It enables the archdiocese to use available funds to compensate all victims/survivors with unresolved claims in a single process overseen by a court, ensuring that all are treated equitably. In addition, by serving as a final call for legal claims against the archdiocese, the proceeding will allow the archdiocese to provide closure and resolution so we can move forward on stable financial ground, focused on our Gospel mission.The Chapter 11 process provides federal court supervision of the development of a plan that requires that the remaining archdiocesan resources are allocated fairly. Additionally, the plan must be feasible and not likely to require any further modifications to keep the archdiocese financially viable. The archdiocese expects the reorganization process to be complete within 12 to 18 months.

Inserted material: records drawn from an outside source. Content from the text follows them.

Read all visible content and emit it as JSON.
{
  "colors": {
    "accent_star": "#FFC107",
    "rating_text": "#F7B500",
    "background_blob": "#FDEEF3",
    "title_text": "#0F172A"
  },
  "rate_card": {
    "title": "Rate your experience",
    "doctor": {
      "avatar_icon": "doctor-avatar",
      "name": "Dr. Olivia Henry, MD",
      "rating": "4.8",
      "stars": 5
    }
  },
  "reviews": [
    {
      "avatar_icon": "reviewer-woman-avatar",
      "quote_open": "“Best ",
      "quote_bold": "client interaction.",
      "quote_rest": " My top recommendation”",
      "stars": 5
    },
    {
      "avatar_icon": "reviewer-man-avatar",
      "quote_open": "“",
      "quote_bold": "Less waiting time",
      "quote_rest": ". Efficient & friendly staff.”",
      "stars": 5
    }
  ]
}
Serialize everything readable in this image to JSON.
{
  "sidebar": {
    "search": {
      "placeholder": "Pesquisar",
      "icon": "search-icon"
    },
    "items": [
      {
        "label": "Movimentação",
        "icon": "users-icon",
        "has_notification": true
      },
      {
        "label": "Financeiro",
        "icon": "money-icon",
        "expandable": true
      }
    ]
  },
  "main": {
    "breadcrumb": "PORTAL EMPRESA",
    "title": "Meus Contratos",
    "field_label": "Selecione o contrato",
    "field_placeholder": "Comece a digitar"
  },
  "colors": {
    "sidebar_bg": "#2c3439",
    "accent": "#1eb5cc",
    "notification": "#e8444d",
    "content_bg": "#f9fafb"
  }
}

Further heightening the financial frustrations of Milkwaukee's diocese is the recent Wisconsin Court of Appeals decision, which held [opinion text] that insurance companies do not have to contribute to the clergy abuse settlements. Milkwaukee is now the eighth American diocese to file for bankruptcy [NYT report] in response to the clergy sex scandals. Other state dioceses, such as Vermont [JURIST report], have resorted to selling church property and securing loans as means to meet the financial demands of the abuse settlements. Since 2007, in the US alone, the Catholic Church has settled more than 500 cases [JURIST news archive] of abuse for over $900 million.